Naturally, freedom cannot exist within a culture that accepts and frequently even celebrates the initiation of force'the ultimate contradiction of freedom'as a moral absolute. The U.S. state has conditioned millions of Americans to believe otherwise in order to justify its own aggressions and predations. According to the state, force and coercion can be allowed so long as its supposedly enlightened technocrats are the only people initiating it. This is a tension that is cannibalizing the American people, both materially and spiritually. But why do so many seem to accept this ideology so uncritically, and see aggression as a legitimate means to achieve ends?
The answer to this question is most likely as varied as the 300 million plus individuals who currently inhabit America . Many perhaps have so neglected constructing a sense of self--choosing instead to fill their lives responding to the stimuli of empty, short-term pleasures and moment-to-moment distractions--that they look to the state to do those things for them that they ought to be doing for themselves, but are far too insecure to even try. Others are probably so frightened by a big, complex and ever more rapidly changing world they cannot fathom that they believe only the state and its monopoly on force can protect all of us from unknown threats lurking in the darkness. Such rationalizations are essentially lazy shortcuts and ill substitutes for the real thinking required when contemplating issues of stability and security, but perhaps this is why so many choose ignorance: It seems easier in the short term. The long term consequences of lazy thinking, however, are frequently destructive.
Jefferson said that the price of liberty is eternal vigilance, and this will probably always be the case, state or no state. Whatever the philosophy behind it, the kind of rationalism that condones and promotes the initiation of force and coercion as a proper means to ends will most likely be something we will always have to be vigilant against, requiring us to be fully armed with clear reason and a life-affirming, liberty-defending philosophy.
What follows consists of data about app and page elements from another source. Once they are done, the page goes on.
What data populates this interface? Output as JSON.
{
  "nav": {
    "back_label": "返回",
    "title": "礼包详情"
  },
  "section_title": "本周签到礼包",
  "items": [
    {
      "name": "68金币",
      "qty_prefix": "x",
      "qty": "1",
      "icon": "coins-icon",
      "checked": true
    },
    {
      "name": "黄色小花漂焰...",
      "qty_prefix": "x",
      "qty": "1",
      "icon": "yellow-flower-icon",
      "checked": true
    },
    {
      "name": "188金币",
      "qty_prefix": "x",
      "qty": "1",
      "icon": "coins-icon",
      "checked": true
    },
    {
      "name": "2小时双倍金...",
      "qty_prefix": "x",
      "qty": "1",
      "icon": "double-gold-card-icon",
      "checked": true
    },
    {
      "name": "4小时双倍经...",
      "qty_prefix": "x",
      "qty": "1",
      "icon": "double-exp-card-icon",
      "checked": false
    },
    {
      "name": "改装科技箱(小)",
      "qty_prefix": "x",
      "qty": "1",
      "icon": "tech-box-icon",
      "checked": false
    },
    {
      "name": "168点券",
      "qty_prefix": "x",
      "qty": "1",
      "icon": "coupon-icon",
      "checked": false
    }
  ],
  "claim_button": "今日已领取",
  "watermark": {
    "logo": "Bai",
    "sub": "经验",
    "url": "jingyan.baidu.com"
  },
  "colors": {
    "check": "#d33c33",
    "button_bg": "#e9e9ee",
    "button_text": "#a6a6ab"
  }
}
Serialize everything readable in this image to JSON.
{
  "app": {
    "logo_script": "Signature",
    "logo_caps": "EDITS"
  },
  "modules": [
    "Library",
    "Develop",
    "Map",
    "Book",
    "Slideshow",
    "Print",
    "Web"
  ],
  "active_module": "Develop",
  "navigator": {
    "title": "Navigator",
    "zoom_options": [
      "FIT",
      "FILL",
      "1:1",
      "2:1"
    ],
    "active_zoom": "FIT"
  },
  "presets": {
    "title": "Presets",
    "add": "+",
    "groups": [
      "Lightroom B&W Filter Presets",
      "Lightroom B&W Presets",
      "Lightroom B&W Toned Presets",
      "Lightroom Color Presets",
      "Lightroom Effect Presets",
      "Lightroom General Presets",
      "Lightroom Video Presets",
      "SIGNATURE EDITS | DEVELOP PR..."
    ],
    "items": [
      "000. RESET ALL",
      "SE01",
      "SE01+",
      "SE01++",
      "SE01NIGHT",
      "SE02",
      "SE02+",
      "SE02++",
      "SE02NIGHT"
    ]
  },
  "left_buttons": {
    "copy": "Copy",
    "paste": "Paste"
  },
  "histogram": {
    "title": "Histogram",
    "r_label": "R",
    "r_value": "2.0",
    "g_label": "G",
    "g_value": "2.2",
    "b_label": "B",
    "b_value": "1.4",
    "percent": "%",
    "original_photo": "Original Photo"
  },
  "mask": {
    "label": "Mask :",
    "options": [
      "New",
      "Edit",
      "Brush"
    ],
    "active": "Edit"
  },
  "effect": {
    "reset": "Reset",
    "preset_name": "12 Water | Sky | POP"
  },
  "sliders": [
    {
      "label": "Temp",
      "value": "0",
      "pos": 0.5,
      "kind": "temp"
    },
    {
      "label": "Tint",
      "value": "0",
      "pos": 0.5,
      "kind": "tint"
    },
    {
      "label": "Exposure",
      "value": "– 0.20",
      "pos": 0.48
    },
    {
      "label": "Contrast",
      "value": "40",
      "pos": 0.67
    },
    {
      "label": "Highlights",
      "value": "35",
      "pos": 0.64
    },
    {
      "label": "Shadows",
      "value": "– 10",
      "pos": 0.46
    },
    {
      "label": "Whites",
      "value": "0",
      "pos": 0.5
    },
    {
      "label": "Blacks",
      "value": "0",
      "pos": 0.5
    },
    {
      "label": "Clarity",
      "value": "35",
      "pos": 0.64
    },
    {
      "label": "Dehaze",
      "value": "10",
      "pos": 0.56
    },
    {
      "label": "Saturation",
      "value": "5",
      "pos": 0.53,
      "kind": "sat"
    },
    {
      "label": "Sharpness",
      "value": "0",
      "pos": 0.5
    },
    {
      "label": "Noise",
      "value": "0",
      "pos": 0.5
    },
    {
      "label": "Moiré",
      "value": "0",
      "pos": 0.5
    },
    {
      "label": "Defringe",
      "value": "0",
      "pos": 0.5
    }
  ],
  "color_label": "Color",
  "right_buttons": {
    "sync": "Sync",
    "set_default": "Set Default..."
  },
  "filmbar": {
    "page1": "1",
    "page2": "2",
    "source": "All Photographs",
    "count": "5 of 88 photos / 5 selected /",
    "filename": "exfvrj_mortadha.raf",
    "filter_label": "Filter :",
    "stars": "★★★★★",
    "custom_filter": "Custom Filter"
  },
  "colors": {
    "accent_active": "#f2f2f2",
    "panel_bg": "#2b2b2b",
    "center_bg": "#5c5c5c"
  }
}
It is the philosophy and ideas that dominate a culture that ultimately matter. Even if we are fortunate enough to see the state finally blow away in our lifetime, it is important to remember that it will always remain so.